This section is from the book "Complete Self-Instructing Library Of Practical Photography", by J. B. Schriever. Also available from Amazon: Complete Self-Instructing Library Of Practical Photography.
General Lighting. The form of lighting to employ is that which will give the greatest amount of relief and roundness to the object being photographed. Harsh and strong lighting should be avoided, as this will only tend to give hard, chalky high-lights and dense shadows. The light should be soft and diffused and when it is necessary to work close to the source of light, cheese-cloth or thin paper should be hung over the windows in order to diffuse the light sufficiently. Wherever possible, the light should fall quite broadly onto the object and at a slight angle.
Illuminating Shadows. If the lighting is too con-trasty, and if there is not a sufficient amount of illumination in the shadows, a reflector of some kind, such as white muslin or white paper, should be brought into use and light reflected into the deep shadows. Where there is much detail work in a large piece of machinery, sometimes it becomes an advantage, where electric light can be had, to run a wire, with a 32 candle-power bulb attached, from the regular socket across to the machine, locating the bulb back of some parts in the foreground, excluding it from view, but at the same time arranging it so as to illuminate some parts in shadow which require more detail.
227. Where electric light cannot be had, the use of magnesium-ribbon or magnesium-powder in the regular magnesium-machine will be found the most useful addition to your outfit, for by means of the blow-tube attached to the magnesium lamp, you can blow as light or as heavy a blast of light as you desire, and you can also move about the object while blowing in the tube, thus giving uniform illumination and overcoming any harsh shadows such as would exist if flashlight were employed, which naturally could be used from one point only.
Preventatives Of Halation. Halation will often be found difficult to prevent, especially when working toward strong light, and when it is impossible to adjust the objects so as to secure the proper angle of light. Where the object is situated under bad light conditions, such as just described, any halation about it may be overcome by arranging cur-

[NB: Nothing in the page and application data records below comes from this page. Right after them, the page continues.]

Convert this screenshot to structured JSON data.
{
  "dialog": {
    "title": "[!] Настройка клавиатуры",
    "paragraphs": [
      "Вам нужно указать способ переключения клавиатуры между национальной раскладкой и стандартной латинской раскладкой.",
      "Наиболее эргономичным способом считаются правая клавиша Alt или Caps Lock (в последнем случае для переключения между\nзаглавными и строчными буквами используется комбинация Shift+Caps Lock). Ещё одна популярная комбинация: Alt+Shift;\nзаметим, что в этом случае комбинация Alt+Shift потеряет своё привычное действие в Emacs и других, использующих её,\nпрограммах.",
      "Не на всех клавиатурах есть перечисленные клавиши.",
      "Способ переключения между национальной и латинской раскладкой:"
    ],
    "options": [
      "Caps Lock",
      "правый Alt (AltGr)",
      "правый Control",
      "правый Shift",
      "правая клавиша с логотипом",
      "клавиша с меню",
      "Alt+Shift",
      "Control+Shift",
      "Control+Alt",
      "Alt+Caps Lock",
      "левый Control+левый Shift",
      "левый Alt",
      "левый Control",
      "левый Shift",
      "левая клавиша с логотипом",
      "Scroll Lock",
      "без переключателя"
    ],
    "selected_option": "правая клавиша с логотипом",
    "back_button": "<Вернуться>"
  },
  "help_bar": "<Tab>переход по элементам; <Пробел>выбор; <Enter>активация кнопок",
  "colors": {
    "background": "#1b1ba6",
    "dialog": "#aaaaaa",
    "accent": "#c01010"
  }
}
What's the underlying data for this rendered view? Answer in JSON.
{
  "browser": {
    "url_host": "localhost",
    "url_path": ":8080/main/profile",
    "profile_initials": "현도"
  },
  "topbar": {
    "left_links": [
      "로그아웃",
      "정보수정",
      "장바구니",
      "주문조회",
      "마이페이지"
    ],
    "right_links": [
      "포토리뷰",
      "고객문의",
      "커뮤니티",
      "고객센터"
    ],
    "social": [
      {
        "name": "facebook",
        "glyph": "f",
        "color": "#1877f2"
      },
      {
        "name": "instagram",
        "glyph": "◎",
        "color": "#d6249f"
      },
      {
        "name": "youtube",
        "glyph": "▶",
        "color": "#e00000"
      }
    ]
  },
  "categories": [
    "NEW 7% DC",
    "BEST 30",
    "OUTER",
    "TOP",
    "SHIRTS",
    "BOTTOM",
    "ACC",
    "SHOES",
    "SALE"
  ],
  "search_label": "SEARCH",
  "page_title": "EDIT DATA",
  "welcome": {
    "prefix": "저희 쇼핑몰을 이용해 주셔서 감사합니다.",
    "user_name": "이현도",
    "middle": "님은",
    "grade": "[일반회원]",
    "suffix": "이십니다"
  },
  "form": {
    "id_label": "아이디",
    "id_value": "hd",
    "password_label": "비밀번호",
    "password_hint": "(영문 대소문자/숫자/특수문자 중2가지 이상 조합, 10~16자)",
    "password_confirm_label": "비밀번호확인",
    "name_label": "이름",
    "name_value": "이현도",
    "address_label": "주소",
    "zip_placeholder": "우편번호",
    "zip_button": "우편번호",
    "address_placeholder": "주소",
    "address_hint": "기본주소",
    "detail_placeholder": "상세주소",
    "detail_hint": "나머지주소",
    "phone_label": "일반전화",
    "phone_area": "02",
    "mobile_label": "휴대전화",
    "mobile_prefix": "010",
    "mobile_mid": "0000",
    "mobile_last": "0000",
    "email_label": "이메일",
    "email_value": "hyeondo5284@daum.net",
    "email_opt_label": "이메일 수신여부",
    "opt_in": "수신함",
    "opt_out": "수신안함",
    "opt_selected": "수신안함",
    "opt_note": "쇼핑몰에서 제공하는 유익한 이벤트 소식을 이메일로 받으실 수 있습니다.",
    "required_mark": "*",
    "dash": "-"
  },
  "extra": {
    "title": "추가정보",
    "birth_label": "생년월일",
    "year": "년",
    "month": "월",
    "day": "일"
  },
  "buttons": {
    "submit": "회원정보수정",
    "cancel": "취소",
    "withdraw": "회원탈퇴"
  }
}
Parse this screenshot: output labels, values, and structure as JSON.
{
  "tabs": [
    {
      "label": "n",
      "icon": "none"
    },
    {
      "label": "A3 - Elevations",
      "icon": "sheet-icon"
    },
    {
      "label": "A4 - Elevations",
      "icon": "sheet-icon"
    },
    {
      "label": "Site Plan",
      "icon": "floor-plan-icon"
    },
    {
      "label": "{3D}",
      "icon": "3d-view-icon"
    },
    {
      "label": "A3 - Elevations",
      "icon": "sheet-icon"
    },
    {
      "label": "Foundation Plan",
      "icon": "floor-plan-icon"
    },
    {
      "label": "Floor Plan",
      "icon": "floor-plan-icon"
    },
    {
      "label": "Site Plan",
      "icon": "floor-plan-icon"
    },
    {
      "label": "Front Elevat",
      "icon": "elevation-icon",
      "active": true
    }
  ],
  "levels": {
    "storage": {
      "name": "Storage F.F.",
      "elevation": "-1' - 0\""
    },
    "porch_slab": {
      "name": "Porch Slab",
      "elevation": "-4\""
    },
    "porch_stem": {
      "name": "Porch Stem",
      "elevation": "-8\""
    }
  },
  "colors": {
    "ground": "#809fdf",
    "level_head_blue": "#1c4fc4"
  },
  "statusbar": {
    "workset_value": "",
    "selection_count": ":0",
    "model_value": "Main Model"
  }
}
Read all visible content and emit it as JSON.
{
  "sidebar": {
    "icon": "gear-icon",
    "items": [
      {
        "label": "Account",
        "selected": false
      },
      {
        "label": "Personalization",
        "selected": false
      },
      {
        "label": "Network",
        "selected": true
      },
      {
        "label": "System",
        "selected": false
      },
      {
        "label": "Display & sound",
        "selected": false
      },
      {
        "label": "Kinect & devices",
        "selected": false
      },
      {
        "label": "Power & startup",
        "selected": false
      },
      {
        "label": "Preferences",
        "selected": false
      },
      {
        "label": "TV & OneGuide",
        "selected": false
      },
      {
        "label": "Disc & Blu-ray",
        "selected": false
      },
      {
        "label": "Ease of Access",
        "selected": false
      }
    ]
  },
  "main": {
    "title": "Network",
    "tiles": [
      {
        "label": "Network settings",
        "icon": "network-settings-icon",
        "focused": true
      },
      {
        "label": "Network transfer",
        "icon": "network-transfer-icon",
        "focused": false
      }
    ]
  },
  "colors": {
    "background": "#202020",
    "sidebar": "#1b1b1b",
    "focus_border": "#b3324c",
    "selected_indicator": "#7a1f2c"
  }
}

Photographing Castings and Machinery. 139 tains behind it and before the windows, at no time lowering these curtains below the object itself, and keeping them slightly, but constantly, in motion. As the remaining parts of the view will be blocked out anyway, halation above the object will do no harm. Where curtains are not at hand (however, shops manufacturing work of this kind are usually supplied with them), one can overcome halation to a certain extent by covering, with brown paper, the lower portion of the window which comes within range of the object being photographed. In other words, have the brown paper, or background, come one foot above the top of the object, as viewed from the camera.
229. It is far better to avoid halation at the time of making the exposure than to doctor the negative after development. The selection of the proper hour for exposure, when the direct light is not so strong toward the camera, will many times assist in doing away, to a great extent at least, with the bad effect of halation. Non-halation plates should by all means be used, unless you apply the principles given in Special Development, Volume II. Even when applying this method, non-halation plates will assist materially in producing better results. (See Pages 142 and 146.)